Volunteers celebrate at the conclusion of the 2011 Rugby World Cup hosted by New Zealand. Photo: Getty Images

Rebecca Beals, a 41-year-old environmental manager, started out volunteering for the cancer society in Marlborough. As a Wellington City ambassador, she’s spent the last six seasons welcoming people coming off cruise ships and giving them advice about how best to experience the city.

She was a fan services team leader at the Cricket World Cup and will again be wrangling spectators at Rugby League World Cup.

She has no particular affiliation with the game – it’s the pleasure derived from meeting a diverse range of people that draws her to volunteering.

“Some people are retired, some people have full-on day jobs, some are stay-at-home mums. It’s great,” she says. “You’ve got a common denominator when talking to them but it might actually be just for that moment.”

A passion for their city is the one key trait major events volunteers share.

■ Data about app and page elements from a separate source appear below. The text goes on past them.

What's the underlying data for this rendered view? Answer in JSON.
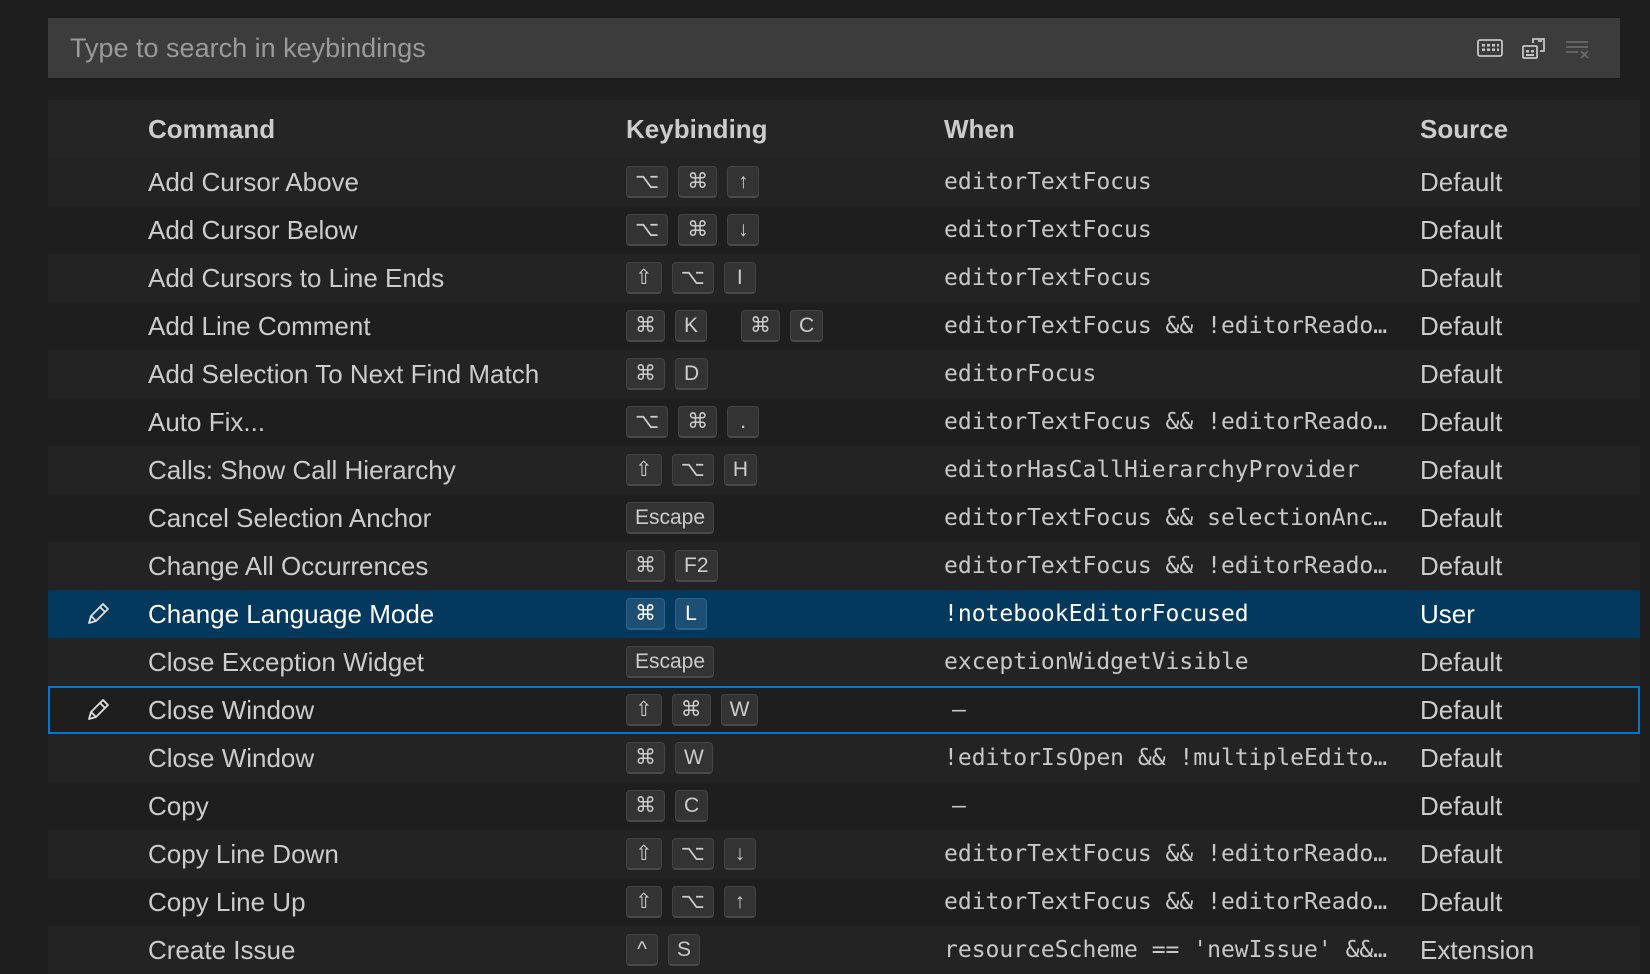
{
  "search": {
    "placeholder": "Type to search in keybindings",
    "value": "",
    "actions": [
      {
        "name": "record-keys-icon"
      },
      {
        "name": "sort-by-precedence-icon"
      },
      {
        "name": "clear-search-icon"
      }
    ]
  },
  "columns": {
    "command": "Command",
    "keybinding": "Keybinding",
    "when": "When",
    "source": "Source"
  },
  "rows": [
    {
      "command": "Add Cursor Above",
      "keys": [
        [
          "⌥",
          "⌘",
          "↑"
        ]
      ],
      "when": "editorTextFocus",
      "source": "Default"
    },
    {
      "command": "Add Cursor Below",
      "keys": [
        [
          "⌥",
          "⌘",
          "↓"
        ]
      ],
      "when": "editorTextFocus",
      "source": "Default"
    },
    {
      "command": "Add Cursors to Line Ends",
      "keys": [
        [
          "⇧",
          "⌥",
          "I"
        ]
      ],
      "when": "editorTextFocus",
      "source": "Default"
    },
    {
      "command": "Add Line Comment",
      "keys": [
        [
          "⌘",
          "K"
        ],
        [
          "⌘",
          "C"
        ]
      ],
      "when": "editorTextFocus && !editorReado…",
      "source": "Default"
    },
    {
      "command": "Add Selection To Next Find Match",
      "keys": [
        [
          "⌘",
          "D"
        ]
      ],
      "when": "editorFocus",
      "source": "Default"
    },
    {
      "command": "Auto Fix...",
      "keys": [
        [
          "⌥",
          "⌘",
          "."
        ]
      ],
      "when": "editorTextFocus && !editorReado…",
      "source": "Default"
    },
    {
      "command": "Calls: Show Call Hierarchy",
      "keys": [
        [
          "⇧",
          "⌥",
          "H"
        ]
      ],
      "when": "editorHasCallHierarchyProvider",
      "source": "Default"
    },
    {
      "command": "Cancel Selection Anchor",
      "keys": [
        [
          "Escape"
        ]
      ],
      "when": "editorTextFocus && selectionAnc…",
      "source": "Default"
    },
    {
      "command": "Change All Occurrences",
      "keys": [
        [
          "⌘",
          "F2"
        ]
      ],
      "when": "editorTextFocus && !editorReado…",
      "source": "Default"
    },
    {
      "command": "Change Language Mode",
      "keys": [
        [
          "⌘",
          "L"
        ]
      ],
      "when": "!notebookEditorFocused",
      "source": "User",
      "selected": true,
      "edit": true
    },
    {
      "command": "Close Exception Widget",
      "keys": [
        [
          "Escape"
        ]
      ],
      "when": "exceptionWidgetVisible",
      "source": "Default"
    },
    {
      "command": "Close Window",
      "keys": [
        [
          "⇧",
          "⌘",
          "W"
        ]
      ],
      "when": "–",
      "source": "Default",
      "focused": true,
      "edit": true
    },
    {
      "command": "Close Window",
      "keys": [
        [
          "⌘",
          "W"
        ]
      ],
      "when": "!editorIsOpen && !multipleEdito…",
      "source": "Default"
    },
    {
      "command": "Copy",
      "keys": [
        [
          "⌘",
          "C"
        ]
      ],
      "when": "–",
      "source": "Default"
    },
    {
      "command": "Copy Line Down",
      "keys": [
        [
          "⇧",
          "⌥",
          "↓"
        ]
      ],
      "when": "editorTextFocus && !editorReado…",
      "source": "Default"
    },
    {
      "command": "Copy Line Up",
      "keys": [
        [
          "⇧",
          "⌥",
          "↑"
        ]
      ],
      "when": "editorTextFocus && !editorReado…",
      "source": "Default"
    },
    {
      "command": "Create Issue",
      "keys": [
        [
          "^",
          "S"
        ]
      ],
      "when": "resourceScheme == 'newIssue' &&…",
      "source": "Extension"
    }
  ],
  "colors": {
    "selected_row": "#04395e",
    "focus_border": "#0078d4",
    "search_bg": "#3c3c3c"
  }
}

“I love showcasing Auckland,” says sports junkie Carina Rozjin.

The 63-year-old discovered her passion for volunteering as a host at Eden Park during the 2011 Rugby World Cup.

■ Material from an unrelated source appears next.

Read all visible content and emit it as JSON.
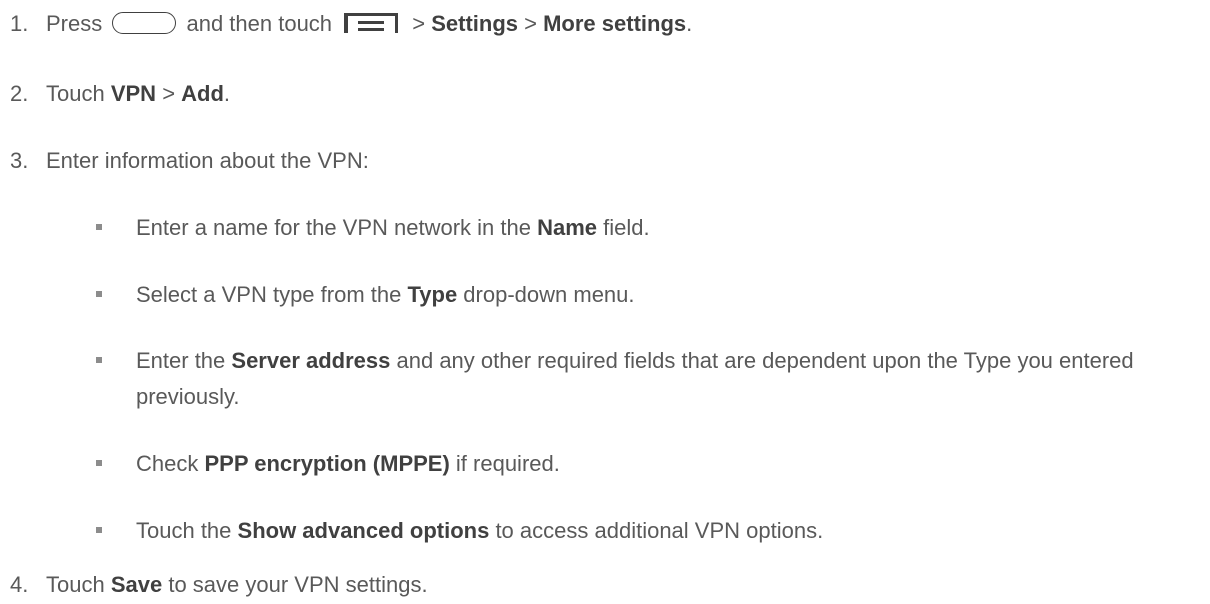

“Volunteering is in my blood. It’s me all over.”

Carina Rozjin

The veteran of Auckland’s professional tennis opens, two Volvo Ocean races, the V8 supercars and NRL Auckland Nines is currently recovering from a hip operation, but can’t wait to get back on her feet for the Rugby League World Cup, when she’ll give up her time to work as an accreditation assistant.

“Every event is a highlight for me,” she says. She started volunteering primarily to get out and meet new people.

“Volunteering is in my blood. It’s me all over.”

Vikki Thomson has spent 20 years coaching or managing at the Ellerslie Eagles rugby league club.

“League has always been by number one sport,” she says. She followed a boyfriend into the game, but her interest now centres on her 12-year-old son.

She’ll work in the tournament’s accreditation department thanks in part to the generosity of her employer ANZ bank, which gives its staff a day off each year to conduct volunteer work.

“My boss is even nicer and I can wangle that up to a week or so,” says Thomson.

As for super-volunteer Robyn Colman, there was one time Colman did actually say no – when she was asked to help out at the opening of Hamilton’s shiny new Avantidrome by Prince William and Kate Middleton.

“I said, ‘look I’m not really a royalist so ‘no’.”

The organisers kept asking. Colman relented and ended up patrolling the locked down venue to prevent people taking photographs. It turned out to be pretty good fun, she recalls.

* Steve Deane is a venue media manager at Rugby League World Cup 2017

LockerRoom is made possible by contributions from readers like you. Become a supporter to expand our in-depth coverage of women's sport in NZ.


Newsroom does not allow comments directly on this website. We invite all readers who wish to discuss a story or leave a comment to visit us on Twitter or Facebook. We also welcome your news tips and feedback via email: contact@newsroom.co.nz. Thank you.